(GIVEN ENTRIES Opens)
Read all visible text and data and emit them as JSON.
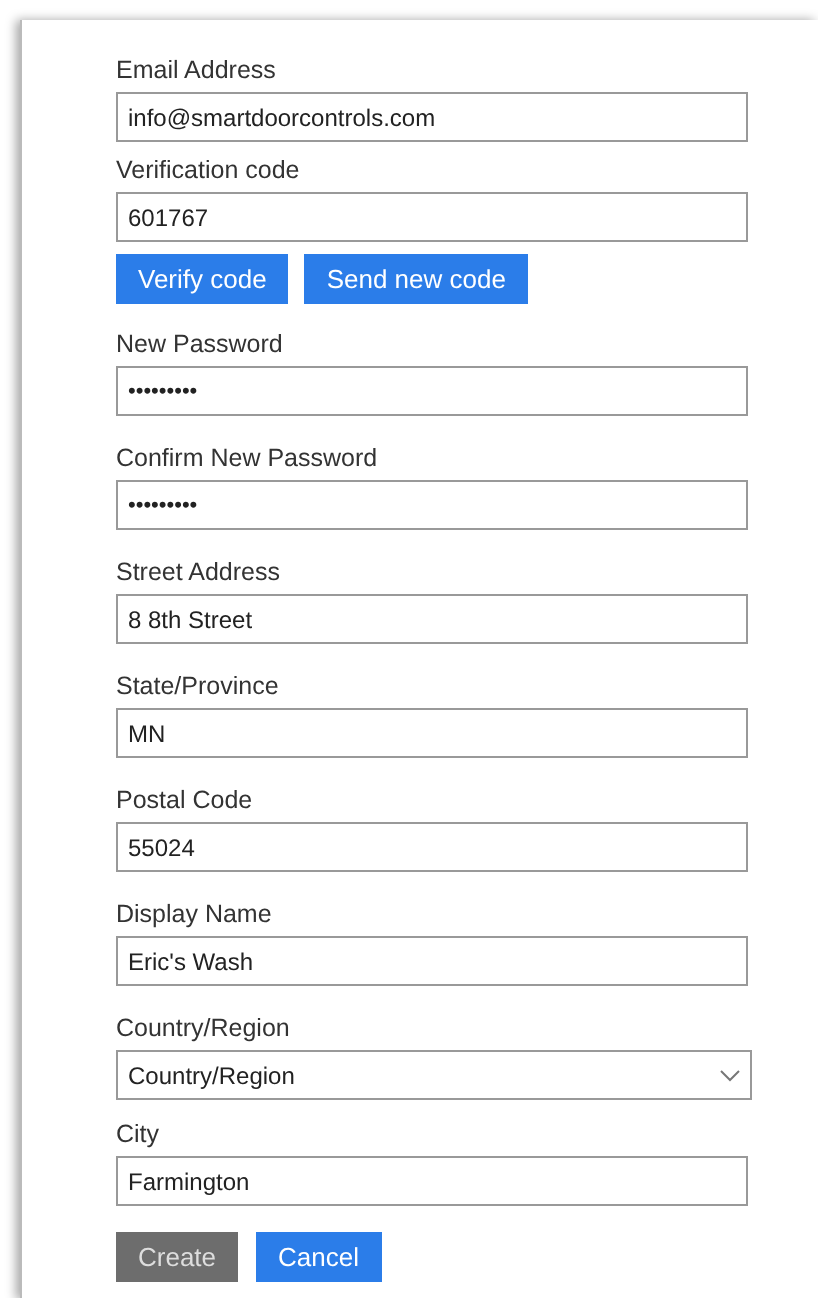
{
  "verification": [
    {
      "kind": "text",
      "label": "Email Address",
      "value": "info@smartdoorcontrols.com"
    },
    {
      "kind": "text",
      "label": "Verification code",
      "value": "601767"
    }
  ],
  "verification_buttons": [
    {
      "label": "Verify code",
      "disabled": false
    },
    {
      "label": "Send new code",
      "disabled": false
    }
  ],
  "fields": [
    {
      "kind": "password",
      "label": "New Password",
      "value": "•••••••••"
    },
    {
      "kind": "password",
      "label": "Confirm New Password",
      "value": "•••••••••"
    },
    {
      "kind": "text",
      "label": "Street Address",
      "value": "8 8th Street"
    },
    {
      "kind": "text",
      "label": "State/Province",
      "value": "MN"
    },
    {
      "kind": "text",
      "label": "Postal Code",
      "value": "55024"
    },
    {
      "kind": "text",
      "label": "Display Name",
      "value": "Eric's Wash"
    },
    {
      "kind": "select",
      "label": "Country/Region",
      "value": "Country/Region"
    },
    {
      "kind": "text",
      "label": "City",
      "value": "Farmington"
    }
  ],
  "actions": [
    {
      "label": "Create",
      "disabled": true
    },
    {
      "label": "Cancel",
      "disabled": false
    }
  ]
}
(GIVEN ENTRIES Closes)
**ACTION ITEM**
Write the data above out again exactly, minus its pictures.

**WRITTEN ANSWER**
Read all visible text and data and emit them as JSON.
{
  "verification": [
    {
      "kind": "text",
      "label": "Email Address",
      "value": "info@smartdoorcontrols.com"
    },
    {
      "kind": "text",
      "label": "Verification code",
      "value": "601767"
    }
  ],
  "verification_buttons": [
    {
      "label": "Verify code",
      "disabled": false
    },
    {
      "label": "Send new code",
      "disabled": false
    }
  ],
  "fields": [
    {
      "kind": "password",
      "label": "New Password",
      "value": "•••••••••"
    },
    {
      "kind": "password",
      "label": "Confirm New Password",
      "value": "•••••••••"
    },
    {
      "kind": "text",
      "label": "Street Address",
      "value": "8 8th Street"
    },
    {
      "kind": "text",
      "label": "State/Province",
      "value": "MN"
    },
    {
      "kind": "text",
      "label": "Postal Code",
      "value": "55024"
    },
    {
      "kind": "text",
      "label": "Display Name",
      "value": "Eric's Wash"
    },
    {
      "kind": "select",
      "label": "Country/Region",
      "value": "Country/Region"
    },
    {
      "kind": "text",
      "label": "City",
      "value": "Farmington"
    }
  ],
  "actions": [
    {
      "label": "Create",
      "disabled": true
    },
    {
      "label": "Cancel",
      "disabled": false
    }
  ]
}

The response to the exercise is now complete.